  • Left Analog PCM
  • Left Digital PCM
  • Right Analog PCM
  • Right Digital PCM



On Wayland with GDM, the display and touchscreen work correctly in all orientations, without any tweaks. Depending on the model, the orientation may default to portrait but can be changed as normal in a desktop environment's settings.

On Xorg, a manual orientation fix may be needed depending on the display manager used. If the screen defaults to portrait, it can be rotated using xrandr.

$ xrandr -o right

The touchscreen can then be mapped to the proper orientation using xinput.

$ xinput --map-to-output 'pointer:FTS3528:00 2808:1015' eDP

To have this persist on reboots, put this in a shell script and add it to your window manager startup script.

Refresh rates

This article or section needs expansion.

Reason: Check which rates are auto-detected on the BOE OLED, experiment with forced KMS on both Samsung and BOE OLEDs, experiment with EDID editing. (Discuss in Talk:Steam Deck)

The Steam Deck's display supports a wide range of refresh rates, but display managers will not auto-detect most of them.

On LCD models, only 60Hz is auto-detected, but 50Hz works well when force-enabled via KMS:


On OLED models with the Samsung display, 90Hz and 60Hz are auto-detected.


The OLED models are billed as HDR-capable and have a much wider gamut than sRGB, but this causes sRGB-targeting content, including most games, to appear greatly oversaturated. There is no way to reconfigure the display itself to better handle sRGB content (even on SteamOS, the "vibrancy" adjustment is only handled by gamescope). Fortunately, the display's EDID exposes fairly accurate color information and as such GNOME and KDE will auto-generate an ICC profile that can be used to good effect absent per-device calibration. This profile can even be converted to a LUT via displaycal and injected into games through vkbasaltAUR.

Fan controls

The Steam Deck's fan control can be enhanced by a daemon provided in Valve's jupiter repository, but are fully functional without it.

If you are using a mainline kernel, you need patches from Valve's kernel to expose the corresponding ACPI functionality, for example by installing the user-adapted jupiter-dkmsAUR ACPI platform driver in DKMS form.

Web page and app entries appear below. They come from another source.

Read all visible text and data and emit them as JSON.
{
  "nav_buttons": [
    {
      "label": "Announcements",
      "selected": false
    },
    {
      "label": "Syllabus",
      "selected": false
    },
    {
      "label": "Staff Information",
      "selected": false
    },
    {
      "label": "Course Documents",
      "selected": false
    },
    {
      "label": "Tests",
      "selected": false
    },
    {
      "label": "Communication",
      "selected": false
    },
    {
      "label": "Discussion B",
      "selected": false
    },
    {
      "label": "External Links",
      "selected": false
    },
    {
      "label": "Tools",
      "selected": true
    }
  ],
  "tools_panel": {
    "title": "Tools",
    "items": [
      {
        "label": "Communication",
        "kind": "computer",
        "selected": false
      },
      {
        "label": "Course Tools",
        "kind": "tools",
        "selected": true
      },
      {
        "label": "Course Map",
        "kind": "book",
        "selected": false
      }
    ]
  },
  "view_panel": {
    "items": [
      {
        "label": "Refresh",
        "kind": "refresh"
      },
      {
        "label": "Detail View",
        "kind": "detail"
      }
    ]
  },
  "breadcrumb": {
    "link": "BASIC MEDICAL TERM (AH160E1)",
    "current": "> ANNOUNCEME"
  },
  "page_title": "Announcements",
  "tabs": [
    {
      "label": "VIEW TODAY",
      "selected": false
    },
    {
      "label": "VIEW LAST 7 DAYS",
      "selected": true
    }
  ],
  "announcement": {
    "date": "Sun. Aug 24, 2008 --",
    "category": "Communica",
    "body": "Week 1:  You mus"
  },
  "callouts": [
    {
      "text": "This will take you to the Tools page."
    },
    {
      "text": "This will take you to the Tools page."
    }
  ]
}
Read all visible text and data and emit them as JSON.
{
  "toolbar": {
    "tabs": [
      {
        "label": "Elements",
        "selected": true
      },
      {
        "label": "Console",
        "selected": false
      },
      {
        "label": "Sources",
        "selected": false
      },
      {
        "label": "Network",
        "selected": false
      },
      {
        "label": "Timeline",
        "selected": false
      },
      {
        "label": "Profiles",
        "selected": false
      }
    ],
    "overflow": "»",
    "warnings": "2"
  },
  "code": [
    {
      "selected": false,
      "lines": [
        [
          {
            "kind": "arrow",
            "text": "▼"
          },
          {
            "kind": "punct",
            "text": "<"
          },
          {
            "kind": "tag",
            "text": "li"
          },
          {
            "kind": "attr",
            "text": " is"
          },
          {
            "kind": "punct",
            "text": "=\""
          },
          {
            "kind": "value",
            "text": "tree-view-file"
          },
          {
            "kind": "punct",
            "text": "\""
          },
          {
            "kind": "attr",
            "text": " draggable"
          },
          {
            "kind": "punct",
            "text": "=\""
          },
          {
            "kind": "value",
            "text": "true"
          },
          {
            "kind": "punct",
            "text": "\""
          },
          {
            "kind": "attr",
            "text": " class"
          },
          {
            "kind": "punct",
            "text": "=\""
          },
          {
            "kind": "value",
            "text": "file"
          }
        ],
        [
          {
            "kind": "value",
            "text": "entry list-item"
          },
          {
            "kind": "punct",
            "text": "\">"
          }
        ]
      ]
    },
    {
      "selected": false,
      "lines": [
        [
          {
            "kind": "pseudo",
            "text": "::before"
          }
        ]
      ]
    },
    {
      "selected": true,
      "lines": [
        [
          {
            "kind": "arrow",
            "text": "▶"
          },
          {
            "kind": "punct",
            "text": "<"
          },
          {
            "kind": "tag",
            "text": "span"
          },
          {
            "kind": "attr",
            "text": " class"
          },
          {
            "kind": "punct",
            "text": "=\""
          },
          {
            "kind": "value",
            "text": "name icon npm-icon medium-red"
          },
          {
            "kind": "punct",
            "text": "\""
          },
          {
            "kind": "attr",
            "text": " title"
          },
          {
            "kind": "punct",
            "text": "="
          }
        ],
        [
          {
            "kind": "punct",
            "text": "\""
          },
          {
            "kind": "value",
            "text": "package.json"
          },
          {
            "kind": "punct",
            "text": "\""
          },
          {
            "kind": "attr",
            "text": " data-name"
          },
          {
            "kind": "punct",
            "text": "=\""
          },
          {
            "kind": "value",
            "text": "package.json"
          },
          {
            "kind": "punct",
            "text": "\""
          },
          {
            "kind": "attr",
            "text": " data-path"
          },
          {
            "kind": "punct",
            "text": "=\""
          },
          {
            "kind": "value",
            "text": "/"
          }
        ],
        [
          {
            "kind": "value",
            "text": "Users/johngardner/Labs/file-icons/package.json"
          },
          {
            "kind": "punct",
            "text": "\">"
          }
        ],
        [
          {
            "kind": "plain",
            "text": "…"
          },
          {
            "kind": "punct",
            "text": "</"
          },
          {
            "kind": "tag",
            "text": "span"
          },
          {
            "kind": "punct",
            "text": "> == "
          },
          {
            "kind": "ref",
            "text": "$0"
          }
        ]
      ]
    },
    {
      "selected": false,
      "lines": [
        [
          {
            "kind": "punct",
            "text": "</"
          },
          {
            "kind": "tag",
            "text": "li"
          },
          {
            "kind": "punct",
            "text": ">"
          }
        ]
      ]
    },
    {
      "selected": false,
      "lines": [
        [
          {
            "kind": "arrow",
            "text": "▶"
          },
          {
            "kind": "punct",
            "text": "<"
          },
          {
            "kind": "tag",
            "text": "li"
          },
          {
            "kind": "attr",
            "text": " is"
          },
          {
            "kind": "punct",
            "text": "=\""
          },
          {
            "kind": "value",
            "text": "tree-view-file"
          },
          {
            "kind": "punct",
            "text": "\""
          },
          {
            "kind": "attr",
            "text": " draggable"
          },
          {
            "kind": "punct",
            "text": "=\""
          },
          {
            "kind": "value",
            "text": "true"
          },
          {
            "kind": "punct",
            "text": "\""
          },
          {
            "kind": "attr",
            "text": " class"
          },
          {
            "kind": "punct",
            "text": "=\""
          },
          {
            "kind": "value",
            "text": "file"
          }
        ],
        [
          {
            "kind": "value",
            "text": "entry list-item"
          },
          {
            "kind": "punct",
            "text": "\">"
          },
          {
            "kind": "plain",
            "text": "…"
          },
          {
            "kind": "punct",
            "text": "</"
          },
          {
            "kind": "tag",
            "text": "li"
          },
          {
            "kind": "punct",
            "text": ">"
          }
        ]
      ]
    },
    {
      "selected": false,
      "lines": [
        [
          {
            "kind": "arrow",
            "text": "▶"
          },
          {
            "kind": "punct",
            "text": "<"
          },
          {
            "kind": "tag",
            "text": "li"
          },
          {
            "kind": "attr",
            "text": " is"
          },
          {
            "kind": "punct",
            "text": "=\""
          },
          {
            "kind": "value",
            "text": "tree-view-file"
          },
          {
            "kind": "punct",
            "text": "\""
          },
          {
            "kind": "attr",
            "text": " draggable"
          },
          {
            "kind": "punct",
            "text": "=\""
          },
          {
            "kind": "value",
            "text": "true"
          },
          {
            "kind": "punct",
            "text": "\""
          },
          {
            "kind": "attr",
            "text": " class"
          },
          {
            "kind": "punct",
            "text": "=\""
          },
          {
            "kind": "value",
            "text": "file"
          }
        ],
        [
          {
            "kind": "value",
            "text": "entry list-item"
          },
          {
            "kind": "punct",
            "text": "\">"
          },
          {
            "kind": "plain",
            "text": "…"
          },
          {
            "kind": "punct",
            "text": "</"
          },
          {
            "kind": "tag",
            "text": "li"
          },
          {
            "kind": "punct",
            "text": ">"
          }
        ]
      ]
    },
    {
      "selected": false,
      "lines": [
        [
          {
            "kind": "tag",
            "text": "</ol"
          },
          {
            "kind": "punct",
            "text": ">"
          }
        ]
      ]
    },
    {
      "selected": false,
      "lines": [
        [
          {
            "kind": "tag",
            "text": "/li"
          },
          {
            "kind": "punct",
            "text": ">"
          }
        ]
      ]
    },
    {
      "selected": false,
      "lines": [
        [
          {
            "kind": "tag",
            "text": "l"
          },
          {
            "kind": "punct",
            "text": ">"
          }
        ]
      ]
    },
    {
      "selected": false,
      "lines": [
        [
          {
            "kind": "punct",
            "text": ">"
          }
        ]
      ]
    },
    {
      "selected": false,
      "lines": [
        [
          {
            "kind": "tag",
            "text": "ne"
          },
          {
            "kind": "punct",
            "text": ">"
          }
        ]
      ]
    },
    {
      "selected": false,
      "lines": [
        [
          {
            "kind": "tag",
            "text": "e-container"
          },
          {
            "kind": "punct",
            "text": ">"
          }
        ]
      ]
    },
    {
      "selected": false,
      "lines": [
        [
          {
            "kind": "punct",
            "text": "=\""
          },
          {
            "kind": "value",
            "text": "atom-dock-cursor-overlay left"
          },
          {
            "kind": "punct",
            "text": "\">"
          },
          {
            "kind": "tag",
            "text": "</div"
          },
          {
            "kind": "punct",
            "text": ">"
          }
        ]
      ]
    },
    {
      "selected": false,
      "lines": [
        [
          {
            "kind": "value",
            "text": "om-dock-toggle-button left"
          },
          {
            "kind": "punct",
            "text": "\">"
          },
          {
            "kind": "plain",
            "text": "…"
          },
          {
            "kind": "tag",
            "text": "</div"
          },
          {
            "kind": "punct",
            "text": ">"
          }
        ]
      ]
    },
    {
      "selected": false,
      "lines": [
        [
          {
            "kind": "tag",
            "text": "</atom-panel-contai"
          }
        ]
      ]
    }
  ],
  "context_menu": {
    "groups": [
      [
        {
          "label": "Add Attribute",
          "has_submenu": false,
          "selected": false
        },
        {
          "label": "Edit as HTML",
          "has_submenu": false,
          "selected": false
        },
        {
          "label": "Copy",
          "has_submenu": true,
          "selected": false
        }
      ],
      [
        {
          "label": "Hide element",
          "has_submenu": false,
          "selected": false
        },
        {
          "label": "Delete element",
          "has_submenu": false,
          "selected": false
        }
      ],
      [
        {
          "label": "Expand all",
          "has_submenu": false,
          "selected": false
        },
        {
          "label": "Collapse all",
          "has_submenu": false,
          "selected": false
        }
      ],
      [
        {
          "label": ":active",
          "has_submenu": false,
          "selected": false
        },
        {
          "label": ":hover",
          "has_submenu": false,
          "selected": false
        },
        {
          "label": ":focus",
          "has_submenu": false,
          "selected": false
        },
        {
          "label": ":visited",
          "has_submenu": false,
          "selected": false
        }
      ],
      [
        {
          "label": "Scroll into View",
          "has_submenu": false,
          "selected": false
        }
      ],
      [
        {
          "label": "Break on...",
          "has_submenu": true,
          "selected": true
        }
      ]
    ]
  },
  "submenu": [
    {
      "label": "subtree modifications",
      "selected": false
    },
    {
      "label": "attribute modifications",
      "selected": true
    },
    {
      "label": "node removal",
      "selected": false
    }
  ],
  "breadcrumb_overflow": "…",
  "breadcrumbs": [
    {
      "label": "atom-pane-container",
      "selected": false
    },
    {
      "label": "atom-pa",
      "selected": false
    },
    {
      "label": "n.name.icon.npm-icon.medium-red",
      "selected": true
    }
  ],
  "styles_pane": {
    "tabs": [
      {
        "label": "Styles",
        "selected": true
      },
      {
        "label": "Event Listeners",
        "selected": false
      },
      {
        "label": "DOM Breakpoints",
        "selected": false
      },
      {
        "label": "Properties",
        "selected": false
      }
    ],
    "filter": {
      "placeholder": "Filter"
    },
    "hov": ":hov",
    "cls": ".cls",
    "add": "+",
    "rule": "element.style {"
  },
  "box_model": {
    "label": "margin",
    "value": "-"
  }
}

Hardware buttons

Volume up and down buttons

With acpid you can map your volume buttons. Using PipeWire and pipewire-alsa, you can add the following to /etc/acpi/ and then restart acpid.service:

    case "$2" in
        VOLUP) amixer set Master 2%+ ;;
        *)   logger "ACPI action undefined: $2" ;;
    case "$2" in
        VOLDN) amixer set Master 2%- ;;
        *)   logger "ACPI action undefined: $2" ;;
Note: Without pipewire-alsa there will not be a Master item. To use pactl instead of amixer, you would need to configure your system.

Power button

The power button is handled by systemd-logind. By default a press will shut your system down. To change this behavior to suspend on press instead, add the following option in /etc/systemd/logind.conf and restart systemd-logind.service:


Mimic SteamOS behavior

Note: A good amount of performance related features, such as "Framerate Limit" or "Thermal Power (TDP) Limit" will be missing compared to a stock SteamOS install. Valve did not put all that development work into SteamOS for nothing!


To set your system to automatically login without password, you can use any display manager and configure it to do so, for example LightDM.

Big Picture Networking

To enable Steam Big Picture networking support, you must use NetworkManager.

Steam client integration

You can launch steam with the -steamos launch option to enable fullscreen UI elements such as login and client updates.

On-screen keyboard

See Kde#Plasma Mobile and List of applications/Utilities#On-screen keyboards for information on how to set up the on-screen keyboards.

See also